Amending or Repealing a By-Law
If the officers of an Ontario company wish to amend an Ontario operating by-law or another by-law, which has been approved by the directors and shareholders, the manner in which to approve the amendment to the by-law is to create a new by-law providing for the amendment. For instance the officers will create a new by-law no. 2 which repeals all or certain sections of operating by-law no. 1, and includes the new replacement sections to be approved. The officers would present by-law no. 2, being an amendment to by-law no. 1, to the directors for approval. If the directors approve the by-law then the directors shall present the by-law to the shareholders for approval at the very next meeting of the shareholders.
Approving a By-law
When the directors approve a by-law it is said that the by-law has been “enacted by the directors” and the shareholders of the company are said to have “confirmed the by-law”. All directors and shareholders of a corporation must have an opportunity to review the by-law and approve it for the by-law, amendment or repeal to be considered to be properly approved in accordance with the requirements under the Business Corporations Act (Ontario).
This article is about the requirement under the Business Names Act (Ontario) for a company to register under the Business Names Act when it operates under a name other than its corporate name – known as an Ontario operating trade name.
The statute indicates in section 2 that no corporation shall carry on business or identify itself to the public under a name other than its corporate name unless that name is registered by the corporation.
This legal requirement is frequently not followed correctly by small business corporations. Let us take the example of a person who incorporates a company called Trewell Landscaping Inc. He incorporates his company and wants to put a sign up on his door for the name “Trewell Landscaping”.

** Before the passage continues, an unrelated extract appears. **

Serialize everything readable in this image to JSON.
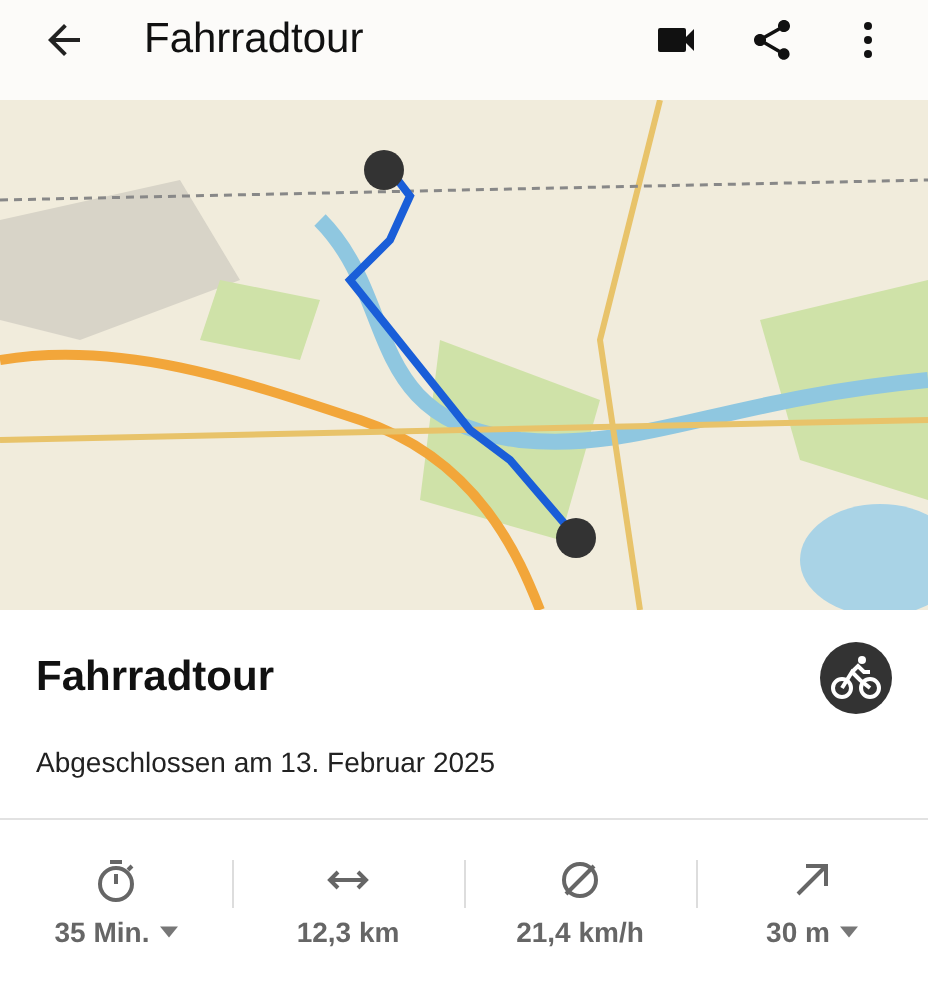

This is not the full name of the company and Trewell Landscaping Inc. is therefore operating under a name other than its corporate name and is in violation of the Business Names Act.
The owner of Trewell Landscaping thinks that because his corporate name and his business name are similar, that a registration is not required. However, by virtue of the owner putting up a sign on his door called Trewell Landscaping he is in violation of the legal requirements under the Business Names Act.
The owner of Trewell Landscaping Inc. has two options. He can register an operating trade name called “Trewell Landscaping” and obtain a Master Business License for this name. This would mean that Trewell Landscaping Inc. would then be legally operating under the trade name “Trewell Landscaping” and the above sign is completely correct and legal.
If he does not wish to incur any further expense he can include the word “Inc.” at the end of the name “Trewell Landscaping” in very small letters after the name on his sign.
Below is an example of the Master Business Licence that is issued by the Ontario Ministry of Government Services when a company registers a business name. This example illustrates how the name is registered without the “Inc.” in the name which allows the corporation to now operate under Trewell Landscaping.